WHAT THE TASK REQUIRES: Please print the records below word for word.

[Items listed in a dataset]
%%

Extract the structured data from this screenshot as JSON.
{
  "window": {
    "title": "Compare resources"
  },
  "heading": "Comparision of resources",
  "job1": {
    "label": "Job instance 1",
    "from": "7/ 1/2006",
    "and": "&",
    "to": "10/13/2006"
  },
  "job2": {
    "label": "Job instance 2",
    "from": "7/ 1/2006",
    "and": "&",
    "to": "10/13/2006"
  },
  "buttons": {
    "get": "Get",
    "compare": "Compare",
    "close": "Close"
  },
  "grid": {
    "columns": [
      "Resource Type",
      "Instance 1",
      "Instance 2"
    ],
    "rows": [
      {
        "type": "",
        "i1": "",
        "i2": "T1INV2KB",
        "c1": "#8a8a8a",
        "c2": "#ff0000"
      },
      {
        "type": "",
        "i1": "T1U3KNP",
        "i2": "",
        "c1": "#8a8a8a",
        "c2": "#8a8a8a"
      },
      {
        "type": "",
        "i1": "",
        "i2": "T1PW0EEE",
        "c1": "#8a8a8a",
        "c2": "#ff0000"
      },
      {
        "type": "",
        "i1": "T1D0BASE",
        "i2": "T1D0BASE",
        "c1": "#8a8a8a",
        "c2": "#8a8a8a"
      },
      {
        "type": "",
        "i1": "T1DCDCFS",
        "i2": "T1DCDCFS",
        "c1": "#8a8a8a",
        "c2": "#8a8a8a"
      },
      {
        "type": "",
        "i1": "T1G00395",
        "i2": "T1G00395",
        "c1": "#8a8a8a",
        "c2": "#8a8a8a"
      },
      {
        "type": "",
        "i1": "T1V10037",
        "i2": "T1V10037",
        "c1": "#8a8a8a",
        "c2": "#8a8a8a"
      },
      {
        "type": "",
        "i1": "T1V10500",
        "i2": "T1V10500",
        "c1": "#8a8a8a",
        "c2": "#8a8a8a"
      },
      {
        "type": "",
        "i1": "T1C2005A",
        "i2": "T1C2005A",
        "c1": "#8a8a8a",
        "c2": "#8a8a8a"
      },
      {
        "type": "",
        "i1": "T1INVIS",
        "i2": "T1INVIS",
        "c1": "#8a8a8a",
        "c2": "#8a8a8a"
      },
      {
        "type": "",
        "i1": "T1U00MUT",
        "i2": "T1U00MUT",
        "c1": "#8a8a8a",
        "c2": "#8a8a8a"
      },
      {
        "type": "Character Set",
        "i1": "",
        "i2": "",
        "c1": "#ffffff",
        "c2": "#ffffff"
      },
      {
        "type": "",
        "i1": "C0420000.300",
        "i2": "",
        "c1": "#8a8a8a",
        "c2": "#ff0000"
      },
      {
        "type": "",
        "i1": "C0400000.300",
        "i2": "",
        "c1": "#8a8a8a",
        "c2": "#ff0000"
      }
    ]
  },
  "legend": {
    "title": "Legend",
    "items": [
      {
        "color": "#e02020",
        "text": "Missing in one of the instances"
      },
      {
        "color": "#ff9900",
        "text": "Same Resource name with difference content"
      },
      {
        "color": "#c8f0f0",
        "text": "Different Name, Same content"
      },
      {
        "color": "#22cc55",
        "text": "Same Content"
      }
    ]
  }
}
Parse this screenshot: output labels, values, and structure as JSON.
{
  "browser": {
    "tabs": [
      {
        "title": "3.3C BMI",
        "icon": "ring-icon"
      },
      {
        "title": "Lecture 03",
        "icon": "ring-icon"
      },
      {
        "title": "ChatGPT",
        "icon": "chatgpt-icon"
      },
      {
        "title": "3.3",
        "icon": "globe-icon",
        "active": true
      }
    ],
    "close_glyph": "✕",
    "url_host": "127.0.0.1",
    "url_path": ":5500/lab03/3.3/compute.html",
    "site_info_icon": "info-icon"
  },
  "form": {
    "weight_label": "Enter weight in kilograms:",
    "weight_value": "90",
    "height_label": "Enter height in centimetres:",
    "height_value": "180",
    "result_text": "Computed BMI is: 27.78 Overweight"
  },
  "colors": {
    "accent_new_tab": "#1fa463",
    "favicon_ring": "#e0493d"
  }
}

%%

SOLUTION FOR THIS EXERCISE:
Extract the structured data from this screenshot as JSON.
{
  "window": {
    "title": "Compare resources"
  },
  "heading": "Comparision of resources",
  "job1": {
    "label": "Job instance 1",
    "from": "7/ 1/2006",
    "and": "&",
    "to": "10/13/2006"
  },
  "job2": {
    "label": "Job instance 2",
    "from": "7/ 1/2006",
    "and": "&",
    "to": "10/13/2006"
  },
  "buttons": {
    "get": "Get",
    "compare": "Compare",
    "close": "Close"
  },
  "grid": {
    "columns": [
      "Resource Type",
      "Instance 1",
      "Instance 2"
    ],
    "rows": [
      {
        "type": "",
        "i1": "",
        "i2": "T1INV2KB",
        "c1": "#8a8a8a",
        "c2": "#ff0000"
      },
      {
        "type": "",
        "i1": "T1U3KNP",
        "i2": "",
        "c1": "#8a8a8a",
        "c2": "#8a8a8a"
      },
      {
        "type": "",
        "i1": "",
        "i2": "T1PW0EEE",
        "c1": "#8a8a8a",
        "c2": "#ff0000"
      },
      {
        "type": "",
        "i1": "T1D0BASE",
        "i2": "T1D0BASE",
        "c1": "#8a8a8a",
        "c2": "#8a8a8a"
      },
      {
        "type": "",
        "i1": "T1DCDCFS",
        "i2": "T1DCDCFS",
        "c1": "#8a8a8a",
        "c2": "#8a8a8a"
      },
      {
        "type": "",
        "i1": "T1G00395",
        "i2": "T1G00395",
        "c1": "#8a8a8a",
        "c2": "#8a8a8a"
      },
      {
        "type": "",
        "i1": "T1V10037",
        "i2": "T1V10037",
        "c1": "#8a8a8a",
        "c2": "#8a8a8a"
      },
      {
        "type": "",
        "i1": "T1V10500",
        "i2": "T1V10500",
        "c1": "#8a8a8a",
        "c2": "#8a8a8a"
      },
      {
        "type": "",
        "i1": "T1C2005A",
        "i2": "T1C2005A",
        "c1": "#8a8a8a",
        "c2": "#8a8a8a"
      },
      {
        "type": "",
        "i1": "T1INVIS",
        "i2": "T1INVIS",
        "c1": "#8a8a8a",
        "c2": "#8a8a8a"
      },
      {
        "type": "",
        "i1": "T1U00MUT",
        "i2": "T1U00MUT",
        "c1": "#8a8a8a",
        "c2": "#8a8a8a"
      },
      {
        "type": "Character Set",
        "i1": "",
        "i2": "",
        "c1": "#ffffff",
        "c2": "#ffffff"
      },
      {
        "type": "",
        "i1": "C0420000.300",
        "i2": "",
        "c1": "#8a8a8a",
        "c2": "#ff0000"
      },
      {
        "type": "",
        "i1": "C0400000.300",
        "i2": "",
        "c1": "#8a8a8a",
        "c2": "#ff0000"
      }
    ]
  },
  "legend": {
    "title": "Legend",
    "items": [
      {
        "color": "#e02020",
        "text": "Missing in one of the instances"
      },
      {
        "color": "#ff9900",
        "text": "Same Resource name with difference content"
      },
      {
        "color": "#c8f0f0",
        "text": "Different Name, Same content"
      },
      {
        "color": "#22cc55",
        "text": "Same Content"
      }
    ]
  }
}
Parse this screenshot: output labels, values, and structure as JSON.
{
  "browser": {
    "tabs": [
      {
        "title": "3.3C BMI",
        "icon": "ring-icon"
      },
      {
        "title": "Lecture 03",
        "icon": "ring-icon"
      },
      {
        "title": "ChatGPT",
        "icon": "chatgpt-icon"
      },
      {
        "title": "3.3",
        "icon": "globe-icon",
        "active": true
      }
    ],
    "close_glyph": "✕",
    "url_host": "127.0.0.1",
    "url_path": ":5500/lab03/3.3/compute.html",
    "site_info_icon": "info-icon"
  },
  "form": {
    "weight_label": "Enter weight in kilograms:",
    "weight_value": "90",
    "height_label": "Enter height in centimetres:",
    "height_value": "180",
    "result_text": "Computed BMI is: 27.78 Overweight"
  },
  "colors": {
    "accent_new_tab": "#1fa463",
    "favicon_ring": "#e0493d"
  }
}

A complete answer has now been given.